A Gardening Calendar from Morrison's.

    You might think that this being New England that there are only a few precious months to tend to your home & garden. We're here to show you 12 months of reasons why there's always something "green" to do.



    There is still time to move perennials. Leave grasses where they are and divide them in the spring.
    Potted plants can still be planted in the landscape.

    Spring flowering bulbs are best planted starting in mid-October.

    If your landscape is subject to browsing deer, then plant daffodils and alliums which they don’t like.

    Clean and compost any leaves that fall.

    If you have hemlocks, October is the best time to spray horticultural oil for wooly adelgid control.

    By the end of the month your houseplants will need to be brought inside for the winter. Check for insects and prune back where needed.

    If there is no rain, be sure to still water trees and shrubs so they are not stressed going into winter.

    Now is the time that conifers shed their interior needles to get ready for winter.

    Cold tolerant annuals can still be planted now and will last until Thanksgiving.

    Edge your beds in the fall to save time in the spring.

    Store pesticides where they will not freeze.


    Don’t harvest your winter squash until the skin or find has completely hardened. Store in a cool dry place.

    As areas of your garden become empty, plant a cover crop such as winter rye, to improve the soil.

    Brussels sprouts and Cape Cod turnips improve with multiple frosts.

    Carrots and turnips can be mulched and dug up throughout the winter.

    Hot peppers can be dried and stored for months.

    Time to buy your garlic, but don’t plant until November; remember plant with the pointy side up.

    When carving your pumpkins for Halloween be sure to save the seeds for roasting.


    There is still time to reseed and create a lawn early in the month.

    Aerating a lawn is best done when the soil is moist.

    A small amount of leaves can be chopped up and left on the lawn to improve the soil; but not too much.
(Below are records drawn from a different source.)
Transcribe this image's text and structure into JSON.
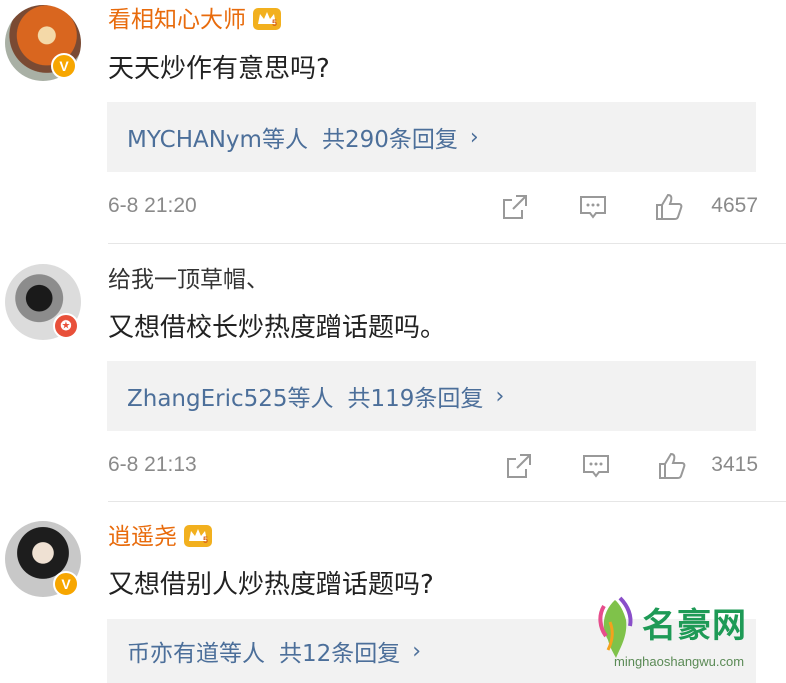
{
  "comments": [
    {
      "username": "看相知心大师",
      "verified": "V",
      "text": "天天炒作有意思吗?",
      "reply_who": "MYCHANym等人",
      "reply_count": "共290条回复",
      "time": "6-8 21:20",
      "likes": "4657"
    },
    {
      "username": "给我一顶草帽、",
      "verified": "✪",
      "text": "又想借校长炒热度蹭话题吗。",
      "reply_who": "ZhangEric525等人",
      "reply_count": "共119条回复",
      "time": "6-8 21:13",
      "likes": "3415"
    },
    {
      "username": "逍遥尧",
      "verified": "V",
      "text": "又想借别人炒热度蹭话题吗?",
      "reply_who": "币亦有道等人",
      "reply_count": "共12条回复"
    }
  ],
  "chevron": "›",
  "watermark": {
    "name": "名豪网",
    "domain": "minghaoshangwu.com"
  },
  "colors": {
    "vip_name": "#e86b0c",
    "link": "#4c6f9a",
    "reply_bg": "#f2f2f2",
    "verified_orange": "#f7a600",
    "verified_red": "#e8503a"
  },
  "icons": [
    "crown-icon",
    "share-icon",
    "comment-icon",
    "like-icon",
    "chevron-right-icon"
  ]
}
If you are using a mulching lawn mower remember to mow often for the grass grows faster in cooler weather.

    Fall is a good time to lime, but do a soil test first to see if you need too.

    Always follow the 1/3 rule and never remove more than one third of the grass at a mowing. Mowing is always best when the grass is dry.

    When mowing a newly seeded area always mow high and try not bag the grass clippings.

    Picking up leaves frequently allows the grass to get more sunlight.




    Picking up the fall leaves off the lawn is important, and they make great compost, especially when you shred them to speed up the process.

    When the ground has frozen, it is time to mulch the perennial garden. Doing this earlier can delay dormancy.

    Ornamental grasses can be left standing for winter time beauty and cut down in late winter before they shatter.

    Seed heads produced on perennials should be left standing for the birds to feast on.

    Check your climbing plants before winter being sure to prune and retie them before wind and snow loads can damage them.

    Put in driveway markers before the ground freezes.

    Blow out irrigation systems including drip systems before they freeze.

    Last call for planting bulbs for early spring color.

    Time to dig up dahlias, canna and gladiola bulbs. Store them in a cool, dry spot, buried in sawdust or peat moss.

    Time to buy amaryllis and paper white bulbs. Store them in the refrigerator if you want to delay flowering.

    Remember, Amaryllis should only be planted half way up the bulb to avoid rot.


    November is the best time to plant garlic. Remember, test the soil and have a pH of 6.8 - 7.0, and fertilize when planting. Be sure to mulch the row.

    Mulch any carrots or turnip you are leaving in the ground for harvest this winter heavily.

    Clean up old, dead plants still left in the garden. Diseased plants should not be added to the compost pile.

    If the soil has not frozen, it is not too late to plant a cover crop, like Winter Rye.

    Time to clean up your garden tools and put them away for the winter. Linseed oil is a good choice for preserving weathered wood handles.


    Keep taking the leaves and pine needles off the lawn. They are good for mulching, and for adding to the compost.

    When the grass has stopped growing, it's time to mow and fertilize for the last time. This will give your lawn a faster green-up in the spring.

    If the ground is not frozen you can still apply moss control to areas with moss.

    Try to not walk on the lawn when the grass is frozen.